**SOURCE MATERIAL**
-------

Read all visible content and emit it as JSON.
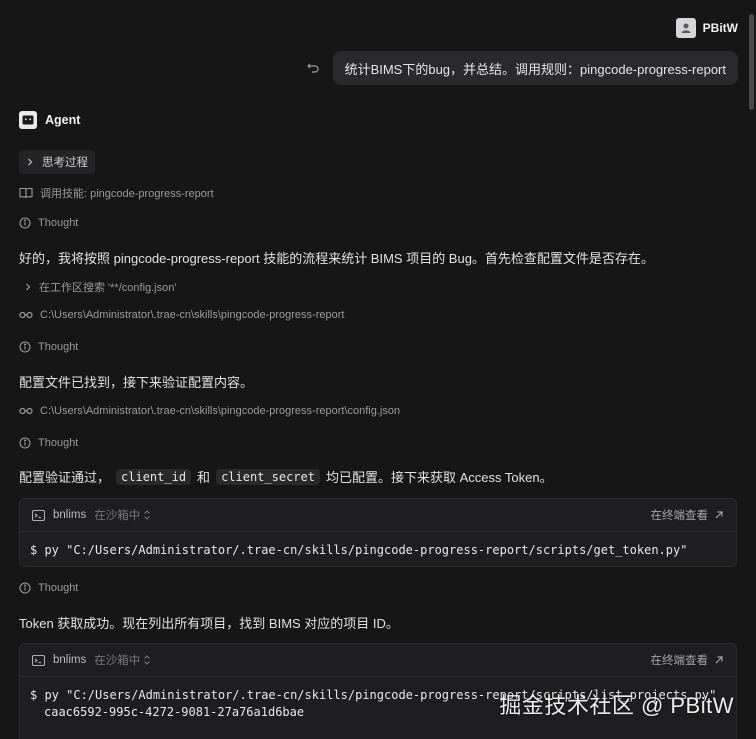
{
  "user": {
    "name": "PBitW",
    "message": "统计BIMS下的bug，并总结。调用规则：pingcode-progress-report"
  },
  "agent": {
    "name": "Agent",
    "thinking_label": "思考过程",
    "skill_call": "调用技能: pingcode-progress-report",
    "thought1": "Thought",
    "text1": "好的，我将按照 pingcode-progress-report 技能的流程来统计 BIMS 项目的 Bug。首先检查配置文件是否存在。",
    "search": "在工作区搜索 '**/config.json'",
    "path1": "C:\\Users\\Administrator\\.trae-cn\\skills\\pingcode-progress-report",
    "thought2": "Thought",
    "text2": "配置文件已找到，接下来验证配置内容。",
    "path2": "C:\\Users\\Administrator\\.trae-cn\\skills\\pingcode-progress-report\\config.json",
    "thought3": "Thought",
    "text3_a": "配置验证通过，",
    "text3_code1": "client_id",
    "text3_b": "和",
    "text3_code2": "client_secret",
    "text3_c": "均已配置。接下来获取 Access Token。",
    "thought4": "Thought",
    "text4": "Token 获取成功。现在列出所有项目，找到 BIMS 对应的项目 ID。"
  },
  "terminal1": {
    "title": "bnlims",
    "sandbox": "在沙箱中",
    "view_label": "在终端查看",
    "command": "$ py \"C:/Users/Administrator/.trae-cn/skills/pingcode-progress-report/scripts/get_token.py\""
  },
  "terminal2": {
    "title": "bnlims",
    "sandbox": "在沙箱中",
    "view_label": "在终端查看",
    "command": "$ py \"C:/Users/Administrator/.trae-cn/skills/pingcode-progress-report/scripts/list_projects.py\"",
    "output": "caac6592-995c-4272-9081-27a76a1d6bae"
  },
  "watermark": "掘金技术社区 @ PBitW"
}
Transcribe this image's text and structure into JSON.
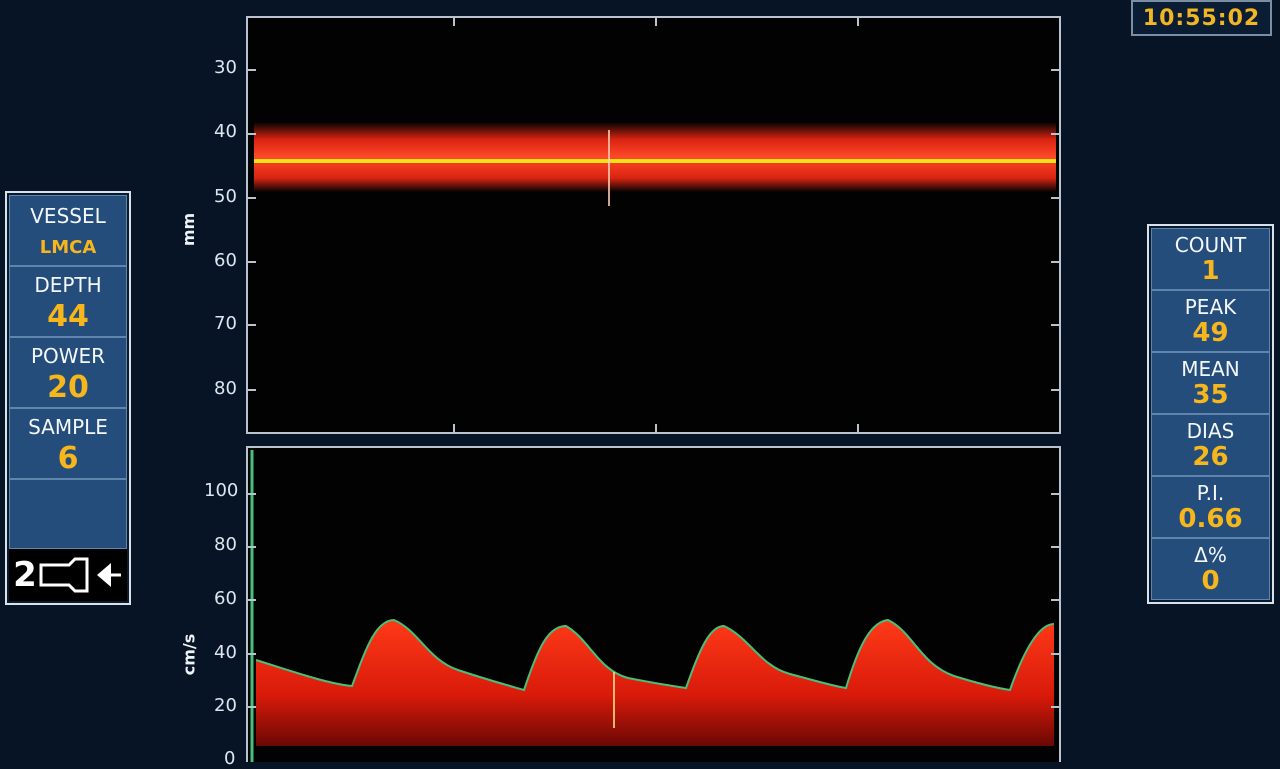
{
  "clock": "10:55:02",
  "left_panel": {
    "vessel_label": "VESSEL",
    "vessel_value": "LMCA",
    "depth_label": "DEPTH",
    "depth_value": "44",
    "power_label": "POWER",
    "power_value": "20",
    "sample_label": "SAMPLE",
    "sample_value": "6",
    "probe_number": "2"
  },
  "right_panel": {
    "count_label": "COUNT",
    "count_value": "1",
    "peak_label": "PEAK",
    "peak_value": "49",
    "mean_label": "MEAN",
    "mean_value": "35",
    "dias_label": "DIAS",
    "dias_value": "26",
    "pi_label": "P.I.",
    "pi_value": "0.66",
    "delta_label": "Δ%",
    "delta_value": "0"
  },
  "mmode": {
    "unit": "mm",
    "ticks": [
      "30",
      "40",
      "50",
      "60",
      "70",
      "80"
    ],
    "gate_depth": 44
  },
  "spectrum": {
    "unit": "cm/s",
    "ticks": [
      "0",
      "20",
      "40",
      "60",
      "80",
      "100"
    ]
  },
  "colors": {
    "value_accent": "#f6b61c",
    "panel_cell": "#244d7c",
    "signal": "#ff2a14",
    "gate_line": "#f2e21a",
    "envelope": "#46c07a"
  }
}
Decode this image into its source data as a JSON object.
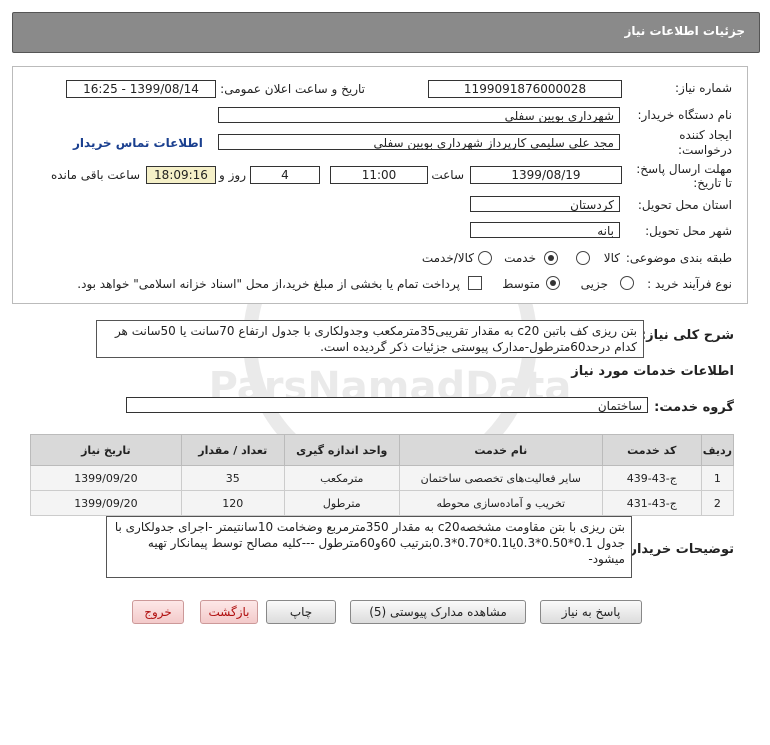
{
  "header": {
    "title": "جزئیات اطلاعات نیاز"
  },
  "fields": {
    "need_number_label": "شماره نیاز:",
    "need_number": "1199091876000028",
    "announce_label": "تاریخ و ساعت اعلان عمومی:",
    "announce_value": "1399/08/14 - 16:25",
    "buyer_org_label": "نام دستگاه خریدار:",
    "buyer_org": "شهرداری بویین سفلی",
    "creator_label_1": "ایجاد کننده",
    "creator_label_2": "درخواست:",
    "creator": "مجد علی سلیمی کارپرداز شهرداری بویین سفلی",
    "contact_link": "اطلاعات تماس خریدار",
    "deadline_label_1": "مهلت ارسال پاسخ:",
    "deadline_label_2": "تا تاریخ:",
    "deadline_date": "1399/08/19",
    "time_label": "ساعت",
    "deadline_time": "11:00",
    "days_value": "4",
    "days_label": "روز و",
    "remaining_time": "18:09:16",
    "remaining_label": "ساعت باقی مانده",
    "province_label": "استان محل تحویل:",
    "province": "کردستان",
    "city_label": "شهر محل تحویل:",
    "city": "بانه",
    "category_label": "طبقه بندی موضوعی:",
    "category_options": [
      "کالا",
      "خدمت",
      "کالا/خدمت"
    ],
    "process_label": "نوع فرآیند خرید :",
    "process_options": [
      "جزیی",
      "متوسط"
    ],
    "payment_note": "پرداخت تمام یا بخشی از مبلغ خرید،از محل \"اسناد خزانه اسلامی\" خواهد بود."
  },
  "summary": {
    "label": "شرح کلی نیاز:",
    "text": "بتن ریزی کف باتبن c20 به مقدار تقریبی35مترمکعب وجدولکاری با جدول ارتفاع 70سانت یا 50سانت هر کدام درحد60مترطول-مدارک پیوستی جزئیات ذکر گردیده است."
  },
  "services": {
    "section_title": "اطلاعات خدمات مورد نیاز",
    "group_label": "گروه خدمت:",
    "group_value": "ساختمان",
    "columns": [
      "ردیف",
      "کد خدمت",
      "نام خدمت",
      "واحد اندازه گیری",
      "تعداد / مقدار",
      "تاریخ نیاز"
    ],
    "rows": [
      [
        "1",
        "ج-43-439",
        "سایر فعالیت‌های تخصصی ساختمان",
        "مترمکعب",
        "35",
        "1399/09/20"
      ],
      [
        "2",
        "ج-43-431",
        "تخریب و آماده‌سازی محوطه",
        "مترطول",
        "120",
        "1399/09/20"
      ]
    ]
  },
  "buyer_notes": {
    "label": "توضیحات خریدار:",
    "text": "بتن ریزی با بتن مقاومت مشخصهc20 به مقدار 350مترمربع وضخامت 10سانتیمتر -اجرای جدولکاری با جدول 0.1*0.50*0.3یا0.1*0.70*0.3بترتیب 60و60مترطول ---کلیه مصالح توسط پیمانکار تهیه میشود-"
  },
  "buttons": {
    "reply": "پاسخ به نیاز",
    "docs": "مشاهده مدارک پیوستی (5)",
    "print": "چاپ",
    "back": "بازگشت",
    "exit": "خروج"
  },
  "watermark": {
    "brand": "ParsNamadData"
  }
}
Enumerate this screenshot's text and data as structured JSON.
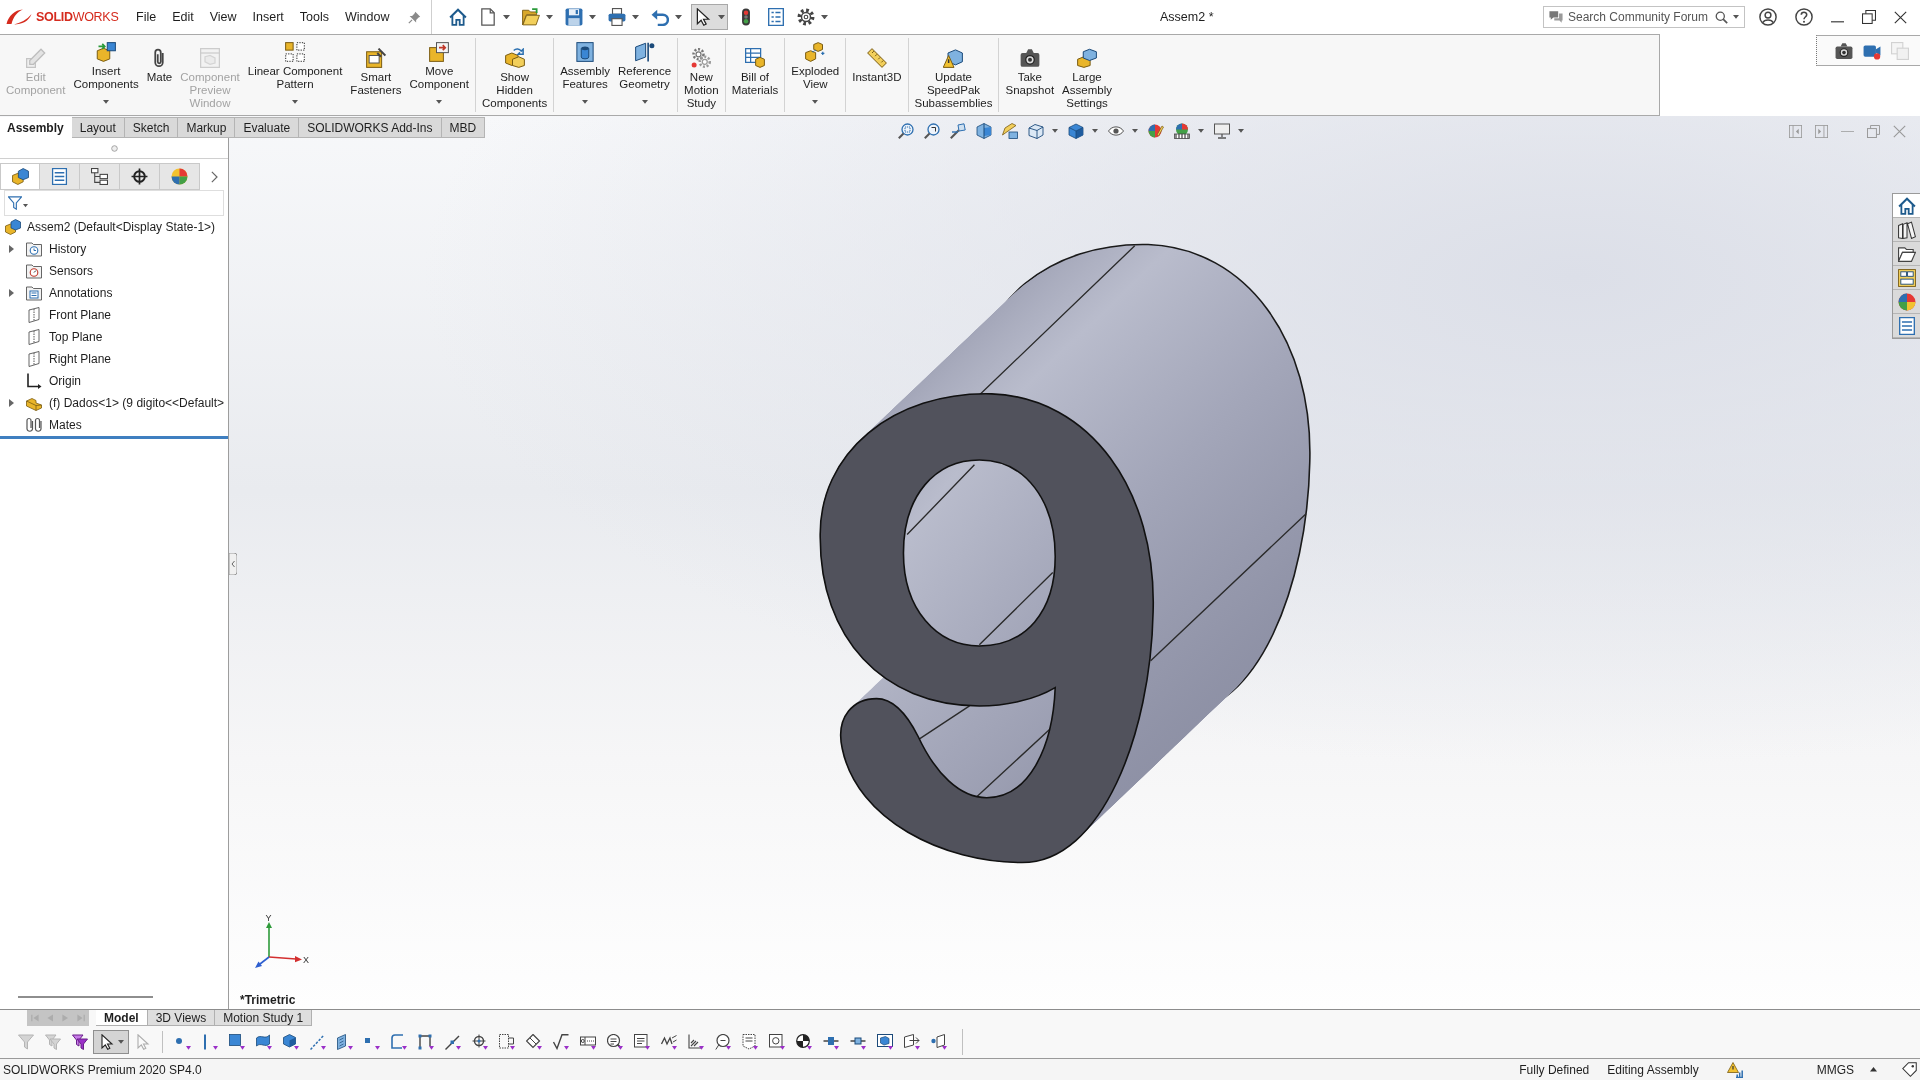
{
  "title_bar": {
    "logo": "**SOLID**WORKS",
    "menu": [
      "File",
      "Edit",
      "View",
      "Insert",
      "Tools",
      "Window"
    ],
    "quick_access": [
      {
        "dropdown": false,
        "selected": false
      },
      {
        "dropdown": true,
        "selected": false
      },
      {
        "dropdown": true,
        "selected": false
      },
      {
        "dropdown": true,
        "selected": false
      },
      {
        "dropdown": true,
        "selected": false
      },
      {
        "dropdown": true,
        "selected": false
      },
      {
        "dropdown": true,
        "selected": true
      },
      {
        "dropdown": false,
        "selected": false
      },
      {
        "dropdown": false,
        "selected": false
      },
      {
        "dropdown": true,
        "selected": false
      }
    ],
    "title": "Assem2 *",
    "search": {
      "placeholder": "Search Community Forum"
    }
  },
  "command_manager": {
    "groups": [
      {
        "buttons": [
          {
            "label": "Edit\nComponent",
            "disabled": true,
            "dropdown": false
          },
          {
            "label": "Insert\nComponents",
            "disabled": false,
            "dropdown": true
          },
          {
            "label": "Mate",
            "disabled": false,
            "dropdown": false
          },
          {
            "label": "Component\nPreview\nWindow",
            "disabled": true,
            "dropdown": false
          },
          {
            "label": "Linear Component\nPattern",
            "disabled": false,
            "dropdown": true
          },
          {
            "label": "Smart\nFasteners",
            "disabled": false,
            "dropdown": false
          },
          {
            "label": "Move\nComponent",
            "disabled": false,
            "dropdown": true
          }
        ]
      },
      {
        "buttons": [
          {
            "label": "Show\nHidden\nComponents",
            "disabled": false,
            "dropdown": false
          }
        ]
      },
      {
        "buttons": [
          {
            "label": "Assembly\nFeatures",
            "disabled": false,
            "dropdown": true
          },
          {
            "label": "Reference\nGeometry",
            "disabled": false,
            "dropdown": true
          }
        ]
      },
      {
        "buttons": [
          {
            "label": "New\nMotion\nStudy",
            "disabled": false,
            "dropdown": false
          }
        ]
      },
      {
        "buttons": [
          {
            "label": "Bill of\nMaterials",
            "disabled": false,
            "dropdown": false
          }
        ]
      },
      {
        "buttons": [
          {
            "label": "Exploded\nView",
            "disabled": false,
            "dropdown": true
          }
        ]
      },
      {
        "buttons": [
          {
            "label": "Instant3D",
            "disabled": false,
            "dropdown": false
          }
        ]
      },
      {
        "buttons": [
          {
            "label": "Update\nSpeedPak\nSubassemblies",
            "disabled": false,
            "dropdown": false
          }
        ]
      },
      {
        "buttons": [
          {
            "label": "Take\nSnapshot",
            "disabled": false,
            "dropdown": false
          },
          {
            "label": "Large\nAssembly\nSettings",
            "disabled": false,
            "dropdown": false
          }
        ]
      }
    ]
  },
  "capture_toolbar": [
    {
      "disabled": false
    },
    {
      "disabled": false
    },
    {
      "disabled": true
    }
  ],
  "command_tabs": [
    {
      "label": "Assembly",
      "selected": true
    },
    {
      "label": "Layout",
      "selected": false
    },
    {
      "label": "Sketch",
      "selected": false
    },
    {
      "label": "Markup",
      "selected": false
    },
    {
      "label": "Evaluate",
      "selected": false
    },
    {
      "label": "SOLIDWORKS Add-Ins",
      "selected": false
    },
    {
      "label": "MBD",
      "selected": false
    }
  ],
  "view_toolbar": [
    {
      "dropdown": false
    },
    {
      "dropdown": false
    },
    {
      "dropdown": false
    },
    {
      "dropdown": false
    },
    {
      "dropdown": false
    },
    {
      "dropdown": true
    },
    {
      "dropdown": true
    },
    {
      "dropdown": true
    },
    {
      "dropdown": false
    },
    {
      "dropdown": true
    },
    {
      "dropdown": true
    }
  ],
  "feature_manager": {
    "tabs": [
      {
        "selected": true
      },
      {
        "selected": false
      },
      {
        "selected": false
      },
      {
        "selected": false
      },
      {
        "selected": false
      }
    ],
    "tree": {
      "label": "Assem2 (Default<Display State-1>)",
      "children": [
        {
          "label": "History",
          "expandable": true
        },
        {
          "label": "Sensors",
          "expandable": false
        },
        {
          "label": "Annotations",
          "expandable": true
        },
        {
          "label": "Front Plane",
          "expandable": false
        },
        {
          "label": "Top Plane",
          "expandable": false
        },
        {
          "label": "Right Plane",
          "expandable": false
        },
        {
          "label": "Origin",
          "expandable": false
        },
        {
          "label": "(f) Dados<1> (9 digito<<Default>",
          "expandable": true
        },
        {
          "label": "Mates",
          "expandable": false
        }
      ]
    }
  },
  "graphics_area": {
    "triad": {
      "x": "X",
      "y": "Y"
    },
    "view_name": "*Trimetric"
  },
  "task_pane": [
    {
      "selected": true
    },
    {
      "selected": false
    },
    {
      "selected": false
    },
    {
      "selected": false
    },
    {
      "selected": false
    },
    {
      "selected": false
    }
  ],
  "model_tabs": {
    "scroll_buttons": [
      {
        "disabled": true
      },
      {
        "disabled": true
      },
      {
        "disabled": true
      },
      {
        "disabled": true
      }
    ],
    "tabs": [
      {
        "label": "Model",
        "selected": true
      },
      {
        "label": "3D Views",
        "selected": false
      },
      {
        "label": "Motion Study 1",
        "selected": false
      }
    ]
  },
  "selection_filter_toolbar": {
    "groups": [
      {
        "items": [
          {
            "disabled": true,
            "selected": false,
            "dropdown": false
          },
          {
            "disabled": true,
            "selected": false,
            "dropdown": false
          },
          {
            "disabled": false,
            "selected": false,
            "dropdown": false
          },
          {
            "disabled": false,
            "selected": true,
            "dropdown": true
          },
          {
            "disabled": true,
            "selected": false,
            "dropdown": false
          }
        ]
      },
      {
        "items": [
          {
            "disabled": false,
            "selected": false
          },
          {
            "disabled": false,
            "selected": false
          },
          {
            "disabled": false,
            "selected": false
          },
          {
            "disabled": false,
            "selected": false
          },
          {
            "disabled": false,
            "selected": false
          },
          {
            "disabled": false,
            "selected": false
          },
          {
            "disabled": false,
            "selected": false
          },
          {
            "disabled": false,
            "selected": false
          },
          {
            "disabled": false,
            "selected": false
          },
          {
            "disabled": false,
            "selected": false
          },
          {
            "disabled": false,
            "selected": false
          },
          {
            "disabled": false,
            "selected": false
          },
          {
            "disabled": false,
            "selected": false
          },
          {
            "disabled": false,
            "selected": false
          },
          {
            "disabled": false,
            "selected": false
          },
          {
            "disabled": false,
            "selected": false
          },
          {
            "disabled": false,
            "selected": false
          },
          {
            "disabled": false,
            "selected": false
          },
          {
            "disabled": false,
            "selected": false
          },
          {
            "disabled": false,
            "selected": false
          },
          {
            "disabled": false,
            "selected": false
          },
          {
            "disabled": false,
            "selected": false
          },
          {
            "disabled": false,
            "selected": false
          },
          {
            "disabled": false,
            "selected": false
          },
          {
            "disabled": false,
            "selected": false
          },
          {
            "disabled": false,
            "selected": false
          },
          {
            "disabled": false,
            "selected": false
          },
          {
            "disabled": false,
            "selected": false
          },
          {
            "disabled": false,
            "selected": false
          }
        ]
      }
    ]
  },
  "status_bar": {
    "product": "SOLIDWORKS Premium 2020 SP4.0",
    "sketch_state": "Fully Defined",
    "mode": "Editing Assembly",
    "units": "MMGS"
  }
}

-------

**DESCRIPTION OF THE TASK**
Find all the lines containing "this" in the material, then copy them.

**WRITTEN REPLY**
Transcribe this image's text and structure into JSON.
Decode this image into its source data as a JSON object.
Enumerate this screenshot's text and data as structured JSON.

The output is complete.